Background: Pregnancy and its impact on graduate medical training are not well understood. Objective: To examine the effect of gender and pregnancy for Internal Medicine (IM) residents on evaluations by peers and faculty. Design: This was a retrospective cohort study. Subjects: All IM residents in training from July 1, 2004–June 30, 2014, were included. Female residents who experienced pregnancy and male residents whose partners experienced pregnancy during training were identified using an existing administrative database. Main Measures: Mean evaluation scores by faculty and peers were compared relative to pregnancy (before, during, and after), accounting for the gender of both the evaluator and resident in addition to other available demographic covariates. Potential associations were assessed using mixed linear models. Key Results: Of 566 residents, 117 (20.7%) experienced pregnancy during IM residency training. Pregnancy was more common in partners of male residents (24.7%) than female residents (13.2%) (p = 0.002). In the post-partum period, female residents had lower peer evaluation scores on average than their male counterparts (p = 0.0099). Conclusions: A large number of residents experience pregnancy during residency. Mean peer evaluation scores were lower after pregnancy for female residents.

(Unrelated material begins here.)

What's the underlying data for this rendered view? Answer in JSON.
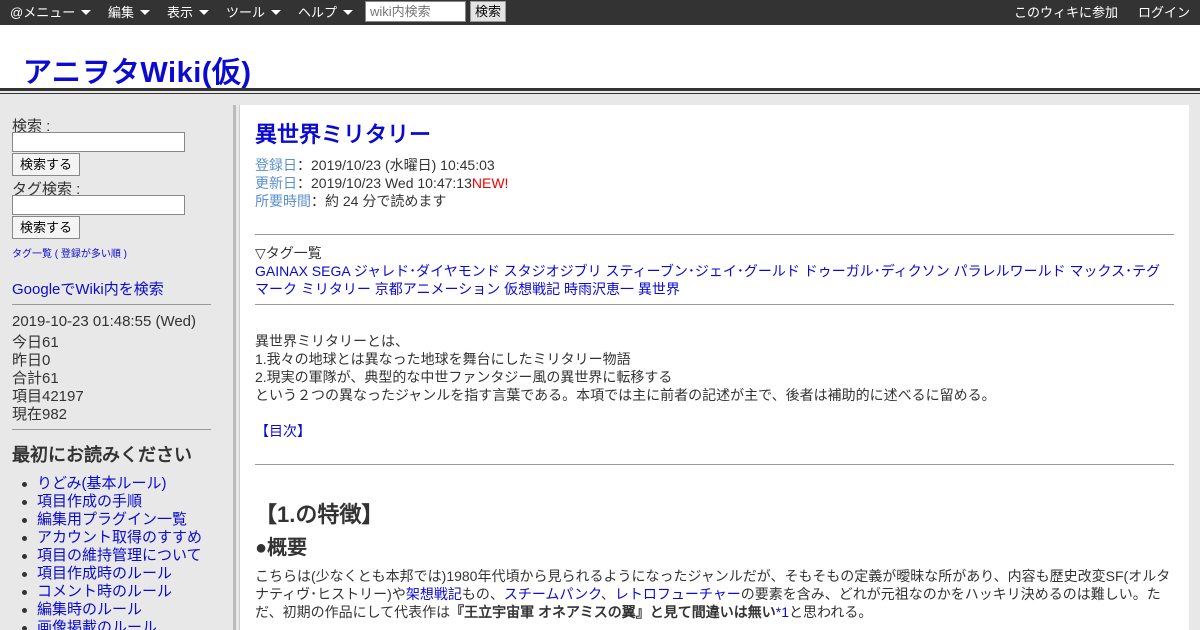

Further study is needed to fully understand the mechanisms behind these findings, develop ways to optimize training throughout pregnancy, and explore any unconscious biases that may exist.
ASJC Scopus subject areas
- Internal Medicine